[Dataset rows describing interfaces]
################

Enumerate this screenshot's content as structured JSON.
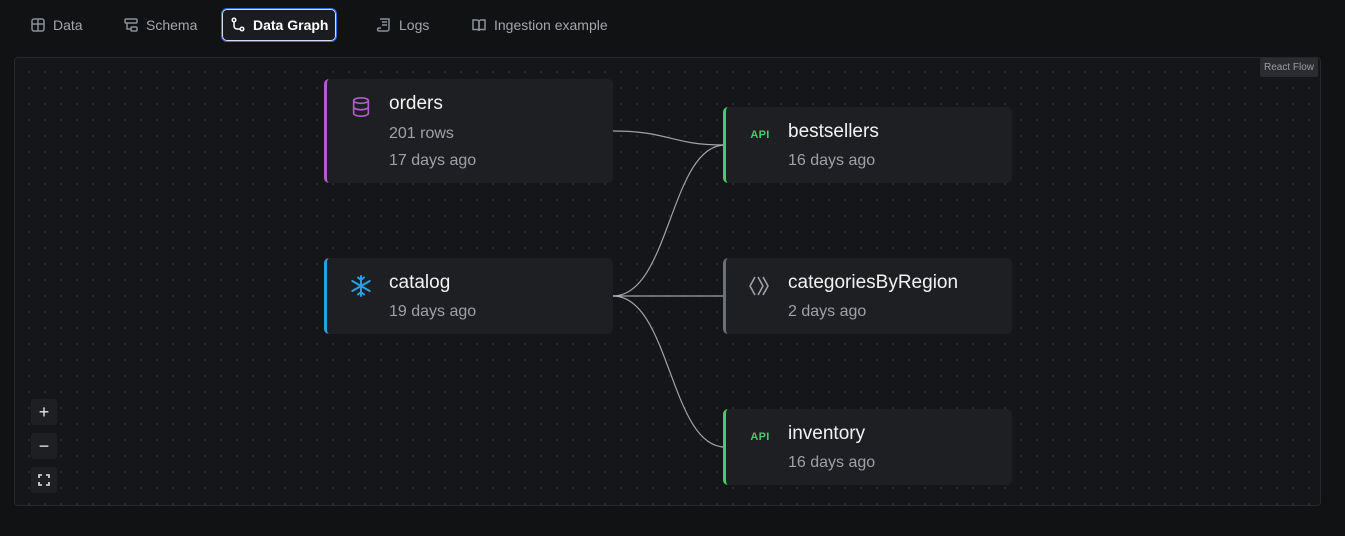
{
  "tabs": [
    {
      "label": "Data",
      "icon": "table-icon"
    },
    {
      "label": "Schema",
      "icon": "schema-icon"
    },
    {
      "label": "Data Graph",
      "icon": "graph-icon",
      "active": true
    },
    {
      "label": "Logs",
      "icon": "logs-icon"
    },
    {
      "label": "Ingestion example",
      "icon": "book-icon"
    }
  ],
  "flow": {
    "attribution": "React Flow",
    "nodes": {
      "orders": {
        "title": "orders",
        "rows": "201 rows",
        "updated": "17 days ago",
        "icon": "database-icon",
        "accent": "#b35bd0"
      },
      "catalog": {
        "title": "catalog",
        "updated": "19 days ago",
        "icon": "snowflake-icon",
        "accent": "#2aa0e0"
      },
      "bestsellers": {
        "title": "bestsellers",
        "updated": "16 days ago",
        "badge": "API",
        "accent": "#3ecf6e"
      },
      "categoriesByRegion": {
        "title": "categoriesByRegion",
        "updated": "2 days ago",
        "icon": "pipe-icon",
        "accent": "#6d7077"
      },
      "inventory": {
        "title": "inventory",
        "updated": "16 days ago",
        "badge": "API",
        "accent": "#3ecf6e"
      }
    },
    "edges": [
      [
        "orders",
        "bestsellers"
      ],
      [
        "catalog",
        "bestsellers"
      ],
      [
        "catalog",
        "categoriesByRegion"
      ],
      [
        "catalog",
        "inventory"
      ]
    ],
    "controls": {
      "zoom_in": "+",
      "zoom_out": "−"
    }
  }
}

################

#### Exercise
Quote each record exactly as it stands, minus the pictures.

#### Answer below
Enumerate this screenshot's content as structured JSON.
{
  "tabs": [
    {
      "label": "Data",
      "icon": "table-icon"
    },
    {
      "label": "Schema",
      "icon": "schema-icon"
    },
    {
      "label": "Data Graph",
      "icon": "graph-icon",
      "active": true
    },
    {
      "label": "Logs",
      "icon": "logs-icon"
    },
    {
      "label": "Ingestion example",
      "icon": "book-icon"
    }
  ],
  "flow": {
    "attribution": "React Flow",
    "nodes": {
      "orders": {
        "title": "orders",
        "rows": "201 rows",
        "updated": "17 days ago",
        "icon": "database-icon",
        "accent": "#b35bd0"
      },
      "catalog": {
        "title": "catalog",
        "updated": "19 days ago",
        "icon": "snowflake-icon",
        "accent": "#2aa0e0"
      },
      "bestsellers": {
        "title": "bestsellers",
        "updated": "16 days ago",
        "badge": "API",
        "accent": "#3ecf6e"
      },
      "categoriesByRegion": {
        "title": "categoriesByRegion",
        "updated": "2 days ago",
        "icon": "pipe-icon",
        "accent": "#6d7077"
      },
      "inventory": {
        "title": "inventory",
        "updated": "16 days ago",
        "badge": "API",
        "accent": "#3ecf6e"
      }
    },
    "edges": [
      [
        "orders",
        "bestsellers"
      ],
      [
        "catalog",
        "bestsellers"
      ],
      [
        "catalog",
        "categoriesByRegion"
      ],
      [
        "catalog",
        "inventory"
      ]
    ],
    "controls": {
      "zoom_in": "+",
      "zoom_out": "−"
    }
  }
}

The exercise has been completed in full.